##### DATASET RECORDS #####
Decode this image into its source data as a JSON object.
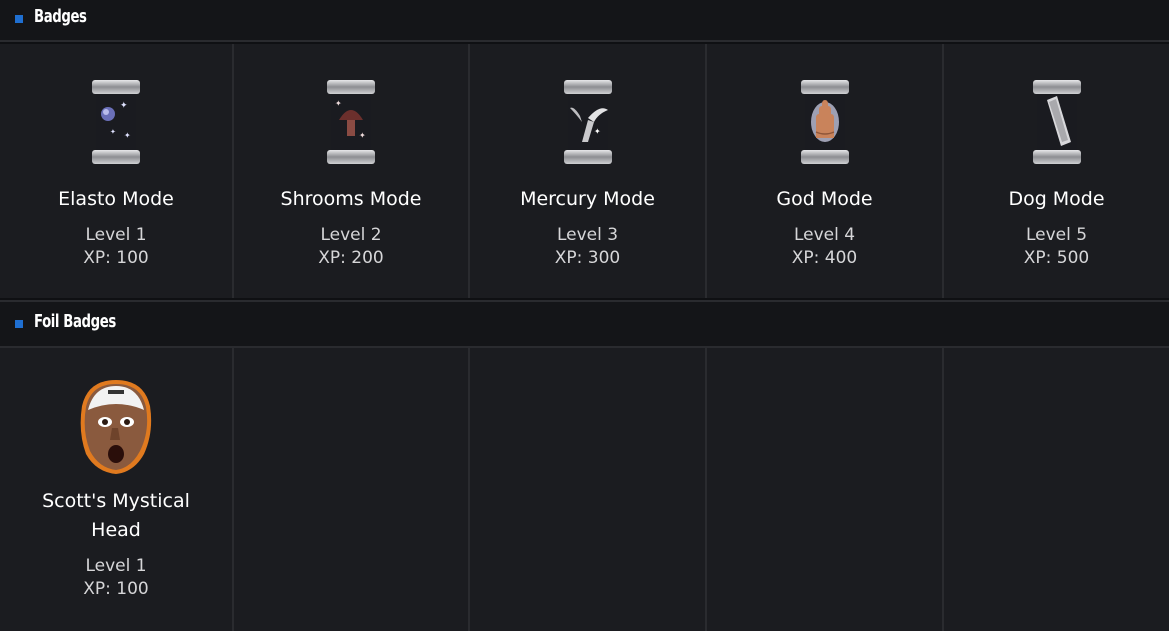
{
  "sections": [
    {
      "title": "Badges",
      "badges": [
        {
          "name": "Elasto Mode",
          "level": "Level 1",
          "xp": "XP: 100",
          "icon": "elasto-badge-icon"
        },
        {
          "name": "Shrooms Mode",
          "level": "Level 2",
          "xp": "XP: 200",
          "icon": "shrooms-badge-icon"
        },
        {
          "name": "Mercury Mode",
          "level": "Level 3",
          "xp": "XP: 300",
          "icon": "mercury-badge-icon"
        },
        {
          "name": "God Mode",
          "level": "Level 4",
          "xp": "XP: 400",
          "icon": "god-badge-icon"
        },
        {
          "name": "Dog Mode",
          "level": "Level 5",
          "xp": "XP: 500",
          "icon": "dog-badge-icon"
        }
      ]
    },
    {
      "title": "Foil Badges",
      "badges": [
        {
          "name": "Scott's Mystical Head",
          "level": "Level 1",
          "xp": "XP: 100",
          "icon": "scott-head-badge-icon"
        }
      ]
    }
  ],
  "colors": {
    "background": "#0f1013",
    "header": "#141518",
    "cell": "#1b1c20",
    "divider": "#2a2b2f",
    "accent": "#1f6fd1"
  }
}
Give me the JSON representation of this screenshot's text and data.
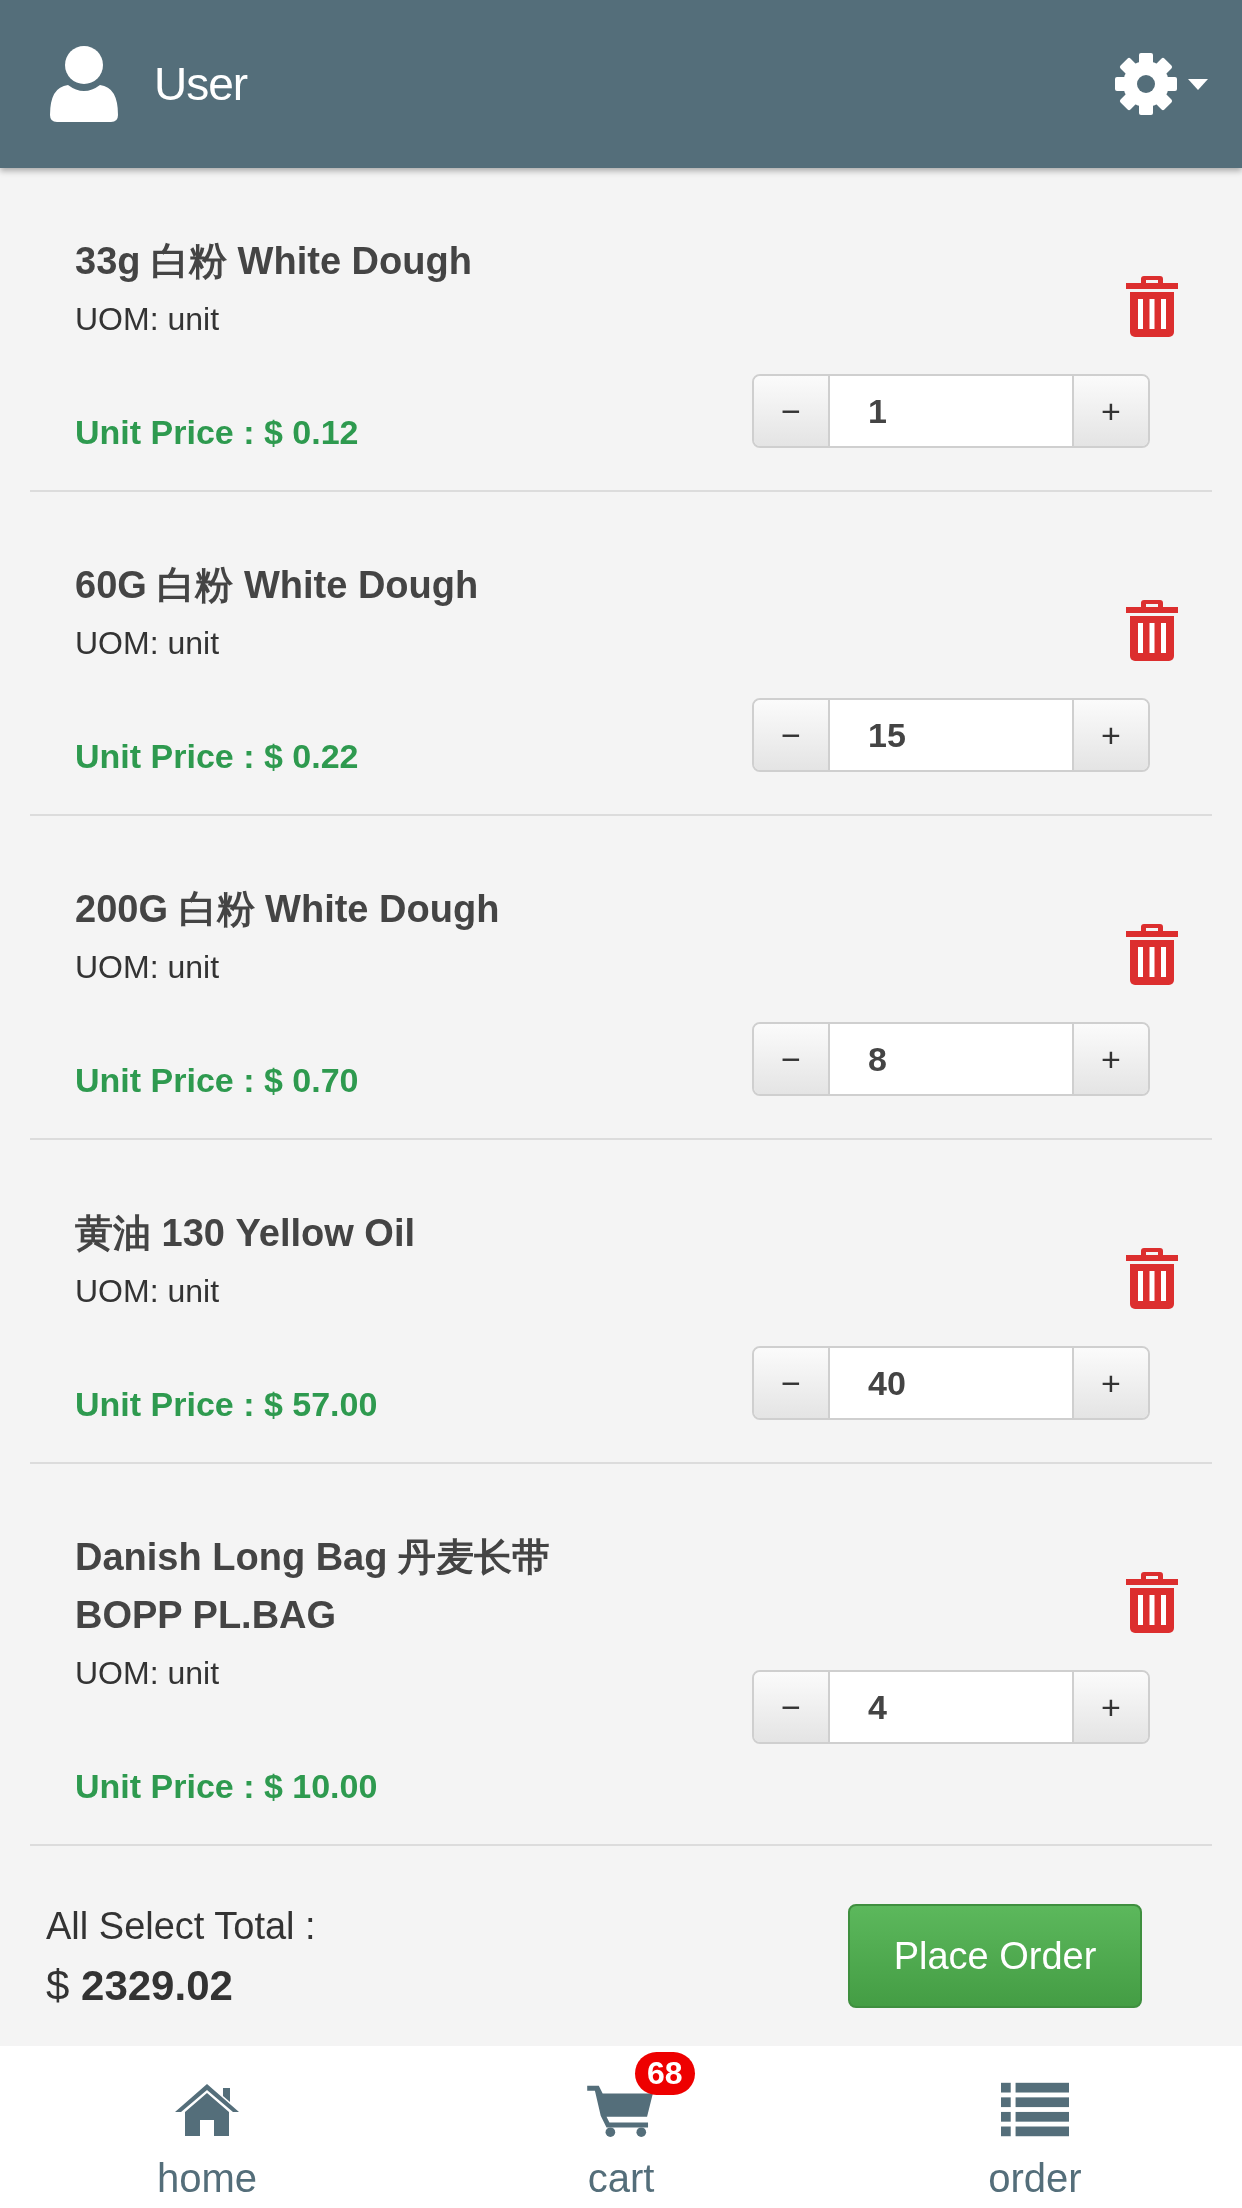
{
  "header": {
    "title": "User"
  },
  "cart_items": [
    {
      "name": "33g 白粉 White Dough",
      "uom": "UOM: unit",
      "unit_price": "Unit Price : $ 0.12",
      "quantity": "1",
      "minus": "−",
      "plus": "+"
    },
    {
      "name": "60G 白粉 White Dough",
      "uom": "UOM: unit",
      "unit_price": "Unit Price : $ 0.22",
      "quantity": "15",
      "minus": "−",
      "plus": "+"
    },
    {
      "name": "200G 白粉 White Dough",
      "uom": "UOM: unit",
      "unit_price": "Unit Price : $ 0.70",
      "quantity": "8",
      "minus": "−",
      "plus": "+"
    },
    {
      "name": "黄油 130 Yellow Oil",
      "uom": "UOM: unit",
      "unit_price": "Unit Price : $ 57.00",
      "quantity": "40",
      "minus": "−",
      "plus": "+"
    },
    {
      "name": "Danish Long Bag 丹麦长带 BOPP PL.BAG",
      "uom": "UOM: unit",
      "unit_price": "Unit Price : $ 10.00",
      "quantity": "4",
      "minus": "−",
      "plus": "+"
    }
  ],
  "total": {
    "label": "All Select Total :",
    "amount": "$ **2329.02**"
  },
  "place_order_button": "Place Order",
  "bottom_nav": [
    {
      "kind": "home",
      "label": "home"
    },
    {
      "kind": "cart",
      "label": "cart",
      "badge": "68"
    },
    {
      "kind": "order",
      "label": "order"
    }
  ]
}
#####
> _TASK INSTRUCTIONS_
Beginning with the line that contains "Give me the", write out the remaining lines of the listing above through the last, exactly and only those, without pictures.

> _RESULT_
Give me the JSON representation of this screenshot's text and data.
{
  "header": {
    "title": "User"
  },
  "cart_items": [
    {
      "name": "33g 白粉 White Dough",
      "uom": "UOM: unit",
      "unit_price": "Unit Price : $ 0.12",
      "quantity": "1",
      "minus": "−",
      "plus": "+"
    },
    {
      "name": "60G 白粉 White Dough",
      "uom": "UOM: unit",
      "unit_price": "Unit Price : $ 0.22",
      "quantity": "15",
      "minus": "−",
      "plus": "+"
    },
    {
      "name": "200G 白粉 White Dough",
      "uom": "UOM: unit",
      "unit_price": "Unit Price : $ 0.70",
      "quantity": "8",
      "minus": "−",
      "plus": "+"
    },
    {
      "name": "黄油 130 Yellow Oil",
      "uom": "UOM: unit",
      "unit_price": "Unit Price : $ 57.00",
      "quantity": "40",
      "minus": "−",
      "plus": "+"
    },
    {
      "name": "Danish Long Bag 丹麦长带 BOPP PL.BAG",
      "uom": "UOM: unit",
      "unit_price": "Unit Price : $ 10.00",
      "quantity": "4",
      "minus": "−",
      "plus": "+"
    }
  ],
  "total": {
    "label": "All Select Total :",
    "amount": "$ **2329.02**"
  },
  "place_order_button": "Place Order",
  "bottom_nav": [
    {
      "kind": "home",
      "label": "home"
    },
    {
      "kind": "cart",
      "label": "cart",
      "badge": "68"
    },
    {
      "kind": "order",
      "label": "order"
    }
  ]
}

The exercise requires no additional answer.